Albemarle Corp., owner of the Silver Peak Mine in Esmeralda County, reported it was working with the Nevada Division of Minerals and state engineer to develop alternative language to AB 52 that protects the alkaline playa, encourages lithium exploration and “protects Albemarle’s current site and operations.”
Nevada Division of Minerals Administrator Richard Perry confirmed the division is working with Albemarle on the bill, which is proposed for action in the current legislative session.
The operation owned by Albemarle pulls lithium brine from saltwater aquifers using extraction wells. According to the company, the Nevada Division of Water Resources has permitted Albemarle to extract 20,000 acre-feet a year from Clayton Valley Basin.
“Our evaporation process works in perfect confluence with our senior water rights because it maintains a balance between our extraction rate and the rate of the basin discharge,” the company said.
The minerals division proposed the bill to make it easier for companies to explore for lithium, which is seeing an increased demand, especially for rechargeable batteries for electric cars and cellphones.

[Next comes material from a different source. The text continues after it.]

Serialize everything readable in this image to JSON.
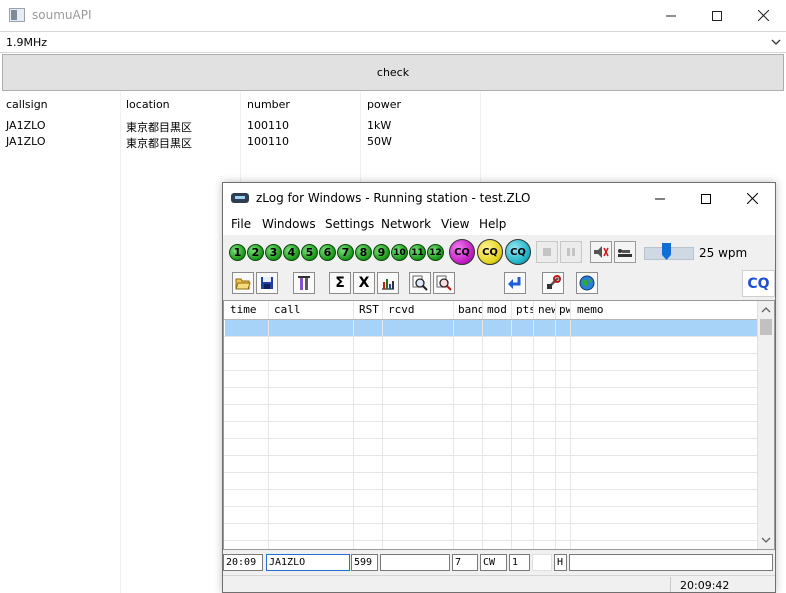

“The reason we did this, we received numerous calls last year from lithium exploration companies on how to explore” in Nevada, and “they had an interest in streamlining the process,” Perry explained earlier.
Albemarle recognizes that Nevada’s goal of increasing exploration and production of lithium carbonate would mean reaching beyond what Silver Peak could produce.
“However, as Albemarle’s site in Silver Peak is the only operating lithium mine in the country, we believe the state should be thoughtful in developing any changes to current law that may adversely impact the state’s only lithium producer,” the company’s statement on AB 52 says.
“Fundamentally, we believe current water law manages both exploration and operating aspects of lithium extraction. We have complied with those rules and have successfully operated under the currently regulatory regime for over 50 years.
“As such we oppose efforts that would diminish or otherwise damage our resources in the Clayton Valley. As the holder of virtually all the senior water rights in the Clayton Valley, we oppose AB 52 as currently drafted because it does not recognize the importance of state water law for extracting lithium that is dissolved in groundwater, which is very different from hard rock mining.
“It does not protect Albemarle’s senior water rights, as required by Nevada law. It also does not recognize that fully allocated basins such as the Clayton Valley cannot accommodate anyone wanting to access the aquifer without water permits.”
The bill would create an exemption to state water law to allow exploration entities to sample brine from boreholes and sample and pump-test from an exploration well.
“If passed, it could lead to degradation of the delicate playa from over-drilling into the aquifer and extracting brine by too many parties,” Albemarle wrote.
Belmont Resources Inc.
Suite 600 - 625 Howe Street
Vancouver, BC, V6C2T6 Canada
Phone: +1 604 683 6648
Shares Issued & Outstanding: 35,400,953
Canadian Symbol (TSX.V): BEA
Current Price: $0.07 CAD (02/22/2017)
Market Capitalization: $3 million CAD
German Symbol / WKN (Frankfurt): L3L1 / A1JNZE
Current Price: €0.04 EUR (02/23/2017)
Market Capitalization: €1 million EUR
Report #4: “The perfect lithium basin?”
Report #3: “Prominent gravity low identified on Kibby Basin Lithium Brine Property in Nevada”
Report #2: “Dark clouds over Clayton Valley and green lights for Belmonts Kibby Basin Project”
Report #1: “Early Report on Belmont Resources”
Disclaimer: Please read the full disclaimer within the full research report as a PDF (here) as fundamental risks and conflicts of interest exist.